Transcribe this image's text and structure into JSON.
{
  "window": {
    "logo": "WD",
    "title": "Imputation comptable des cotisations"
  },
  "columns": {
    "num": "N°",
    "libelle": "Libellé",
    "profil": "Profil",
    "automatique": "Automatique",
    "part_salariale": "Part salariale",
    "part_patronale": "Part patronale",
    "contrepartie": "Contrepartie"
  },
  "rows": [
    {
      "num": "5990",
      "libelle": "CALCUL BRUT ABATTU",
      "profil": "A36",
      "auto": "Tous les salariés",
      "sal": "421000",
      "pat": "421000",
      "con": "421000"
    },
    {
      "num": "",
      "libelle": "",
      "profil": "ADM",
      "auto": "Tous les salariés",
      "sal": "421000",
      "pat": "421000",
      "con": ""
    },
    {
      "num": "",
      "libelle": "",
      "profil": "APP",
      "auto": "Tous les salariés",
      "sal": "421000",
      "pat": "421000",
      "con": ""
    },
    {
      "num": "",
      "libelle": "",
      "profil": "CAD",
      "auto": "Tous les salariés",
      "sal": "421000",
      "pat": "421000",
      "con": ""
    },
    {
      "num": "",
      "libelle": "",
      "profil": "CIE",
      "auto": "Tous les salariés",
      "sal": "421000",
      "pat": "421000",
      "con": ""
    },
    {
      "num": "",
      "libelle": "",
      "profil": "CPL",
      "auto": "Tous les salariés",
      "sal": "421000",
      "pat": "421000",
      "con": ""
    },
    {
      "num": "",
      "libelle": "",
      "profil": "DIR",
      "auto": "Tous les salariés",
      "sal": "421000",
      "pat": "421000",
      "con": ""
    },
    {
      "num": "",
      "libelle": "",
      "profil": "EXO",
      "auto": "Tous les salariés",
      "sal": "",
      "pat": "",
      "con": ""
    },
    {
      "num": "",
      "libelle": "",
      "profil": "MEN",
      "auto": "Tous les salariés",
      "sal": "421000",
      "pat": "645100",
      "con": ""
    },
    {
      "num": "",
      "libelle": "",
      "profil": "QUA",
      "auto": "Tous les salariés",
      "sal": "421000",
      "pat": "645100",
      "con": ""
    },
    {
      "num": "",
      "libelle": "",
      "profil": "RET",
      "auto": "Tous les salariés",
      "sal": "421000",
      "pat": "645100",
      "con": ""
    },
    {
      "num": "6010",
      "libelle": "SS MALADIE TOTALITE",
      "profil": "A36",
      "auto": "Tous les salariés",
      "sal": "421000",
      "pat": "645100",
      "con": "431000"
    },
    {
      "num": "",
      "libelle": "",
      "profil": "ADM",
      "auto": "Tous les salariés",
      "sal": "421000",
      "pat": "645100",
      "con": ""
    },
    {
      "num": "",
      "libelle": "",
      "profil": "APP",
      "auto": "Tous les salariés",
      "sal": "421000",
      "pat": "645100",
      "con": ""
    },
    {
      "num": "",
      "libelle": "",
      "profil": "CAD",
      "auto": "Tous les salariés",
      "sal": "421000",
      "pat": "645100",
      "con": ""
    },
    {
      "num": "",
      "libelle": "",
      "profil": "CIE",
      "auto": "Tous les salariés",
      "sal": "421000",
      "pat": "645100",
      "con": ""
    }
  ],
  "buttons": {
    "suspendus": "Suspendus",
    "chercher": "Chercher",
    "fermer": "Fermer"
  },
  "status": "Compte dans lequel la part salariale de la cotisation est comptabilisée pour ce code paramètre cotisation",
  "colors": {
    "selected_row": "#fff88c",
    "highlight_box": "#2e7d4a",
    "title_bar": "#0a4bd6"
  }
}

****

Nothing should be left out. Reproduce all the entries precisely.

Transcribe this image's text and structure into JSON.
{
  "window": {
    "logo": "WD",
    "title": "Imputation comptable des cotisations"
  },
  "columns": {
    "num": "N°",
    "libelle": "Libellé",
    "profil": "Profil",
    "automatique": "Automatique",
    "part_salariale": "Part salariale",
    "part_patronale": "Part patronale",
    "contrepartie": "Contrepartie"
  },
  "rows": [
    {
      "num": "5990",
      "libelle": "CALCUL BRUT ABATTU",
      "profil": "A36",
      "auto": "Tous les salariés",
      "sal": "421000",
      "pat": "421000",
      "con": "421000"
    },
    {
      "num": "",
      "libelle": "",
      "profil": "ADM",
      "auto": "Tous les salariés",
      "sal": "421000",
      "pat": "421000",
      "con": ""
    },
    {
      "num": "",
      "libelle": "",
      "profil": "APP",
      "auto": "Tous les salariés",
      "sal": "421000",
      "pat": "421000",
      "con": ""
    },
    {
      "num": "",
      "libelle": "",
      "profil": "CAD",
      "auto": "Tous les salariés",
      "sal": "421000",
      "pat": "421000",
      "con": ""
    },
    {
      "num": "",
      "libelle": "",
      "profil": "CIE",
      "auto": "Tous les salariés",
      "sal": "421000",
      "pat": "421000",
      "con": ""
    },
    {
      "num": "",
      "libelle": "",
      "profil": "CPL",
      "auto": "Tous les salariés",
      "sal": "421000",
      "pat": "421000",
      "con": ""
    },
    {
      "num": "",
      "libelle": "",
      "profil": "DIR",
      "auto": "Tous les salariés",
      "sal": "421000",
      "pat": "421000",
      "con": ""
    },
    {
      "num": "",
      "libelle": "",
      "profil": "EXO",
      "auto": "Tous les salariés",
      "sal": "",
      "pat": "",
      "con": ""
    },
    {
      "num": "",
      "libelle": "",
      "profil": "MEN",
      "auto": "Tous les salariés",
      "sal": "421000",
      "pat": "645100",
      "con": ""
    },
    {
      "num": "",
      "libelle": "",
      "profil": "QUA",
      "auto": "Tous les salariés",
      "sal": "421000",
      "pat": "645100",
      "con": ""
    },
    {
      "num": "",
      "libelle": "",
      "profil": "RET",
      "auto": "Tous les salariés",
      "sal": "421000",
      "pat": "645100",
      "con": ""
    },
    {
      "num": "6010",
      "libelle": "SS MALADIE TOTALITE",
      "profil": "A36",
      "auto": "Tous les salariés",
      "sal": "421000",
      "pat": "645100",
      "con": "431000"
    },
    {
      "num": "",
      "libelle": "",
      "profil": "ADM",
      "auto": "Tous les salariés",
      "sal": "421000",
      "pat": "645100",
      "con": ""
    },
    {
      "num": "",
      "libelle": "",
      "profil": "APP",
      "auto": "Tous les salariés",
      "sal": "421000",
      "pat": "645100",
      "con": ""
    },
    {
      "num": "",
      "libelle": "",
      "profil": "CAD",
      "auto": "Tous les salariés",
      "sal": "421000",
      "pat": "645100",
      "con": ""
    },
    {
      "num": "",
      "libelle": "",
      "profil": "CIE",
      "auto": "Tous les salariés",
      "sal": "421000",
      "pat": "645100",
      "con": ""
    }
  ],
  "buttons": {
    "suspendus": "Suspendus",
    "chercher": "Chercher",
    "fermer": "Fermer"
  },
  "status": "Compte dans lequel la part salariale de la cotisation est comptabilisée pour ce code paramètre cotisation",
  "colors": {
    "selected_row": "#fff88c",
    "highlight_box": "#2e7d4a",
    "title_bar": "#0a4bd6"
  }
}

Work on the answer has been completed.